“This is an absolutely outstanding choice,” said Rep. Don Young
(R-Alaska). “Tara’s knowledge, experience and leadership will go a long way in straightening out the BIA, allowing it to run more efficiently for the good of all First Americans. She has extensive experience not only in business, but also within Alaska Native groups and organizations."
Sweeney is well known for her advocacy on a wide range of Native issues in Alaska. She has served on the board of the Alaska Federation of Natives
, the largest tribal organization in the state, since 2007. Up until this year, she was chair of the Arctic Economic Council
, an international group that focuses on economic issues in the Arctic.
Sweeney also has pushed for Congress to open the Arctic
National Wildlife Refuge
to energy development. Her corporation, Arctic Slope
, owns subsurface rights and the Kaktovik
owns surface rights to land within ANWR where
development could occur. Native residents anticipate jobs, revenues and economic
growth if Congress takes action.
Democrats, environmental groups and the Gwich'in people
have long opposed drilling in the refuge. But it's one of the Trump administration's new priorities
and Sweeney's addition to the team signals a new focus on issues in Alaska, home to more than 220 tribes, plus regional and village Native corporations
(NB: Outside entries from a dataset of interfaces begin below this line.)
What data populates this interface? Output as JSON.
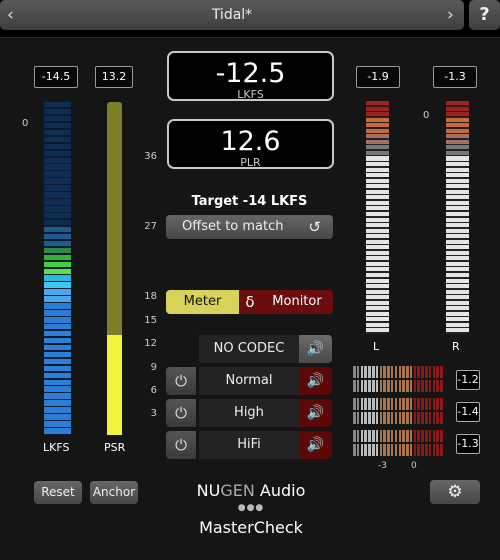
{
  "header": {
    "preset_name": "Tidal*",
    "prev_icon": "chevron-left-icon",
    "next_icon": "chevron-right-icon",
    "help_label": "?"
  },
  "left_meters": {
    "lkfs_value": "-14.5",
    "psr_value": "13.2",
    "top_scale": "0",
    "lkfs_label": "LKFS",
    "psr_label": "PSR"
  },
  "loudness": {
    "value": "-12.5",
    "unit": "LKFS"
  },
  "plr": {
    "value": "12.6",
    "unit": "PLR"
  },
  "target": {
    "text": "Target -14 LKFS",
    "offset_button": "Offset to match",
    "reset_icon": "rotate-ccw-icon"
  },
  "scale": [
    "36",
    "27",
    "18",
    "15",
    "12",
    "9",
    "6",
    "3"
  ],
  "mode": {
    "meter": "Meter",
    "delta": "δ",
    "monitor": "Monitor"
  },
  "codecs": [
    {
      "name": "NO CODEC",
      "power": false,
      "monitor_on": true
    },
    {
      "name": "Normal",
      "power": true,
      "monitor_on": false
    },
    {
      "name": "High",
      "power": true,
      "monitor_on": false
    },
    {
      "name": "HiFi",
      "power": true,
      "monitor_on": false
    }
  ],
  "right_meters": {
    "left_value": "-1.9",
    "right_value": "-1.3",
    "top_scale": "0",
    "left_label": "L",
    "right_label": "R"
  },
  "codec_meters": {
    "values": [
      "-1.2",
      "-1.4",
      "-1.3"
    ],
    "scale_low": "-3",
    "scale_high": "0"
  },
  "footer": {
    "reset": "Reset",
    "anchor": "Anchor",
    "brand_nu": "NU",
    "brand_gen": "GEN",
    "brand_audio": " Audio",
    "dots": "●●●",
    "product": "MasterCheck",
    "settings_icon": "gear-icon"
  },
  "colors": {
    "meter_button": "#d8d25a",
    "monitor_button": "#6a0d0d",
    "lkfs_bar": "#2a7fd6",
    "psr_bar": "#f2f23c",
    "peak_red": "#b02020"
  }
}
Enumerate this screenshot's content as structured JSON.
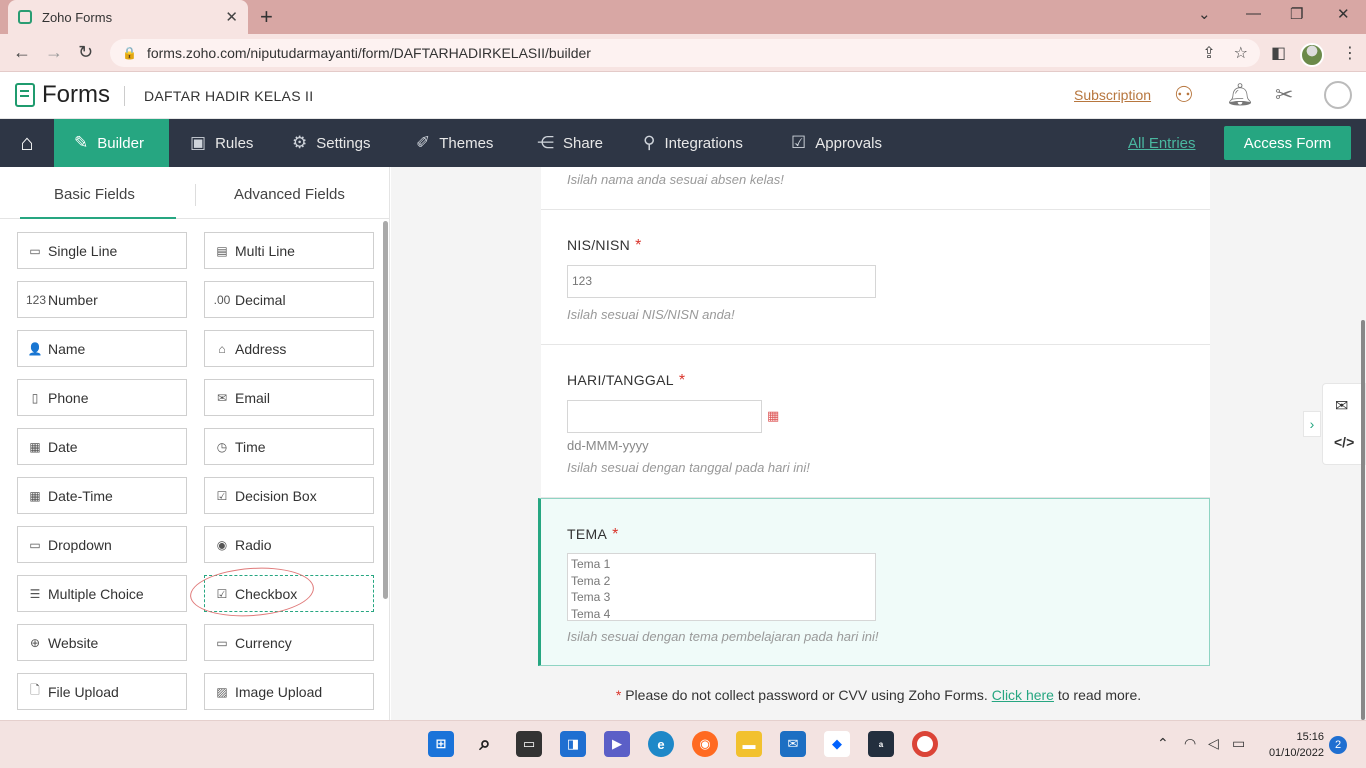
{
  "browser": {
    "tab_title": "Zoho Forms",
    "tab_close": "✕",
    "new_tab": "+",
    "url": "forms.zoho.com/niputudarmayanti/form/DAFTARHADIRKELASII/builder"
  },
  "header": {
    "logo_text": "Forms",
    "form_title": "DAFTAR HADIR KELAS II",
    "subscription": "Subscription"
  },
  "nav": {
    "items": [
      {
        "label": "Builder",
        "icon": "builder-icon"
      },
      {
        "label": "Rules",
        "icon": "rules-icon"
      },
      {
        "label": "Settings",
        "icon": "gear-icon"
      },
      {
        "label": "Themes",
        "icon": "themes-icon"
      },
      {
        "label": "Share",
        "icon": "share-icon"
      },
      {
        "label": "Integrations",
        "icon": "integrations-icon"
      },
      {
        "label": "Approvals",
        "icon": "approvals-icon"
      }
    ],
    "all_entries": "All Entries",
    "access_form": "Access Form"
  },
  "fields_panel": {
    "tabs": [
      "Basic Fields",
      "Advanced Fields"
    ],
    "fields": [
      {
        "label": "Single Line",
        "icon": "single-line-icon",
        "glyph": "▭"
      },
      {
        "label": "Multi Line",
        "icon": "multi-line-icon",
        "glyph": "▤"
      },
      {
        "label": "Number",
        "icon": "number-icon",
        "glyph": "123"
      },
      {
        "label": "Decimal",
        "icon": "decimal-icon",
        "glyph": ".00"
      },
      {
        "label": "Name",
        "icon": "person-icon",
        "glyph": "👤"
      },
      {
        "label": "Address",
        "icon": "address-icon",
        "glyph": "⌂"
      },
      {
        "label": "Phone",
        "icon": "phone-icon",
        "glyph": "▯"
      },
      {
        "label": "Email",
        "icon": "email-icon",
        "glyph": "✉"
      },
      {
        "label": "Date",
        "icon": "calendar-icon",
        "glyph": "▦"
      },
      {
        "label": "Time",
        "icon": "clock-icon",
        "glyph": "◷"
      },
      {
        "label": "Date-Time",
        "icon": "date-time-icon",
        "glyph": "▦"
      },
      {
        "label": "Decision Box",
        "icon": "checkbox-icon",
        "glyph": "☑"
      },
      {
        "label": "Dropdown",
        "icon": "dropdown-icon",
        "glyph": "▭"
      },
      {
        "label": "Radio",
        "icon": "radio-icon",
        "glyph": "◉"
      },
      {
        "label": "Multiple Choice",
        "icon": "multiple-choice-icon",
        "glyph": "☰"
      },
      {
        "label": "Checkbox",
        "icon": "checkbox-list-icon",
        "glyph": "☑"
      },
      {
        "label": "Website",
        "icon": "globe-icon",
        "glyph": "⊕"
      },
      {
        "label": "Currency",
        "icon": "currency-icon",
        "glyph": "▭"
      },
      {
        "label": "File Upload",
        "icon": "file-upload-icon",
        "glyph": "🗋"
      },
      {
        "label": "Image Upload",
        "icon": "image-upload-icon",
        "glyph": "▨"
      }
    ]
  },
  "form": {
    "name_hint": "Isilah nama anda sesuai absen kelas!",
    "nis": {
      "label": "NIS/NISN",
      "placeholder": "123",
      "hint": "Isilah sesuai NIS/NISN anda!"
    },
    "hari": {
      "label": "HARI/TANGGAL",
      "format": "dd-MMM-yyyy",
      "hint": "Isilah sesuai dengan tanggal pada hari ini!"
    },
    "tema": {
      "label": "TEMA",
      "options": [
        "Tema 1",
        "Tema 2",
        "Tema 3",
        "Tema 4"
      ],
      "hint": "Isilah sesuai dengan tema pembelajaran pada hari ini!"
    },
    "required_mark": "*"
  },
  "footnote": {
    "star": "*",
    "text": "Please do not collect password or CVV using Zoho Forms.",
    "link": "Click here",
    "suffix": "to read more."
  },
  "taskbar": {
    "time": "15:16",
    "date": "01/10/2022",
    "notifications": "2"
  },
  "colors": {
    "accent": "#26a681",
    "nav_bg": "#2e3645",
    "required": "#d9342b",
    "chrome_tab": "#d8a7a4"
  }
}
"With her long history of advocating for Alaska Native cultural values, rights, and economic opportunity, I can’t think of anyone better to have as our nation’s next Assistant Secretary for Indian Affairs," said Sen. Dan Sullivan
Indianz.Com Video by Kevin Abourezk: John Tahsuda - New Director at Bureau of Indian Affairs
The announcement, long awaited in Indian policy circles, came on the opening day of the National Congress of American Indians
74th annual convention. But the news from the White House was as a surprise to BIA officials who are in Milwaukee, Wisconsin, all week for the meeting.
, the "acting" Assistant Secretary for Indian Affairs, spoke to NCAI earlier in the day but did not give any hints of the nomination. Instead, he announced the appointment of Bryan Rice
, a citizen of the Cherokee Nation
, as the director of the BIA.
“I know he’s going to do great," said Tahsuda, a citizen of the Kiowa Tribe
who joined the Trump team last month.
Tahsuda's official title is Principal Deputy Assistant Secretary for Indian Affairs. It's a political-level post at the BIA but one that does not require Senate confirmation.
Tahsuda took on the title of "acting" Assistant Secretary earlier this month and is the second person to hold the title since the start of the Trump administration in January. He also was rumored to be interested in the Assistant Secretary job.
Sweeney's nomination is being referred to the Senate Committee on Indian Affairs
. Murkowski serves on the committee.
The following is biographical information on Sweeney, provided by the White House:
Ms. Sweeney is the executive vice president of external affairs for Arctic Slope Regional Corporation (ASRC), the largest locally owned and operated business in Alaska, owned by approximately 13,000 Iñupiat Eskimo members and 12,000 employees worldwide. Ms. Sweeney grew up in rural Alaska and has spent a lifetime advocating for responsible Indian energy policy, rural connectivity, Arctic growth, and Native American self-determination. Ms. Sweeney served as chair of the Arctic Economic Council from 2015-2017. In 2013, Ms. Sweeney served as the co-chair of the Alaska Federation of Natives, and 2003, Ms. Sweeney served as special assistant for rural affairs and education in Governor Frank Murkowski’s administration. Honored in 2008 as a “Top Forty Under 40″ business leader, Ms. Sweeney was also inducted into the Anchorage ATHENA Society in 2017. A graduate of Cornell University, Ms. Sweeney currently lives in Anchorage with her family. Ms. Sweeney is tribal member of the Native Village of Barrow and the Iñupiat Community of the Arctic Slope.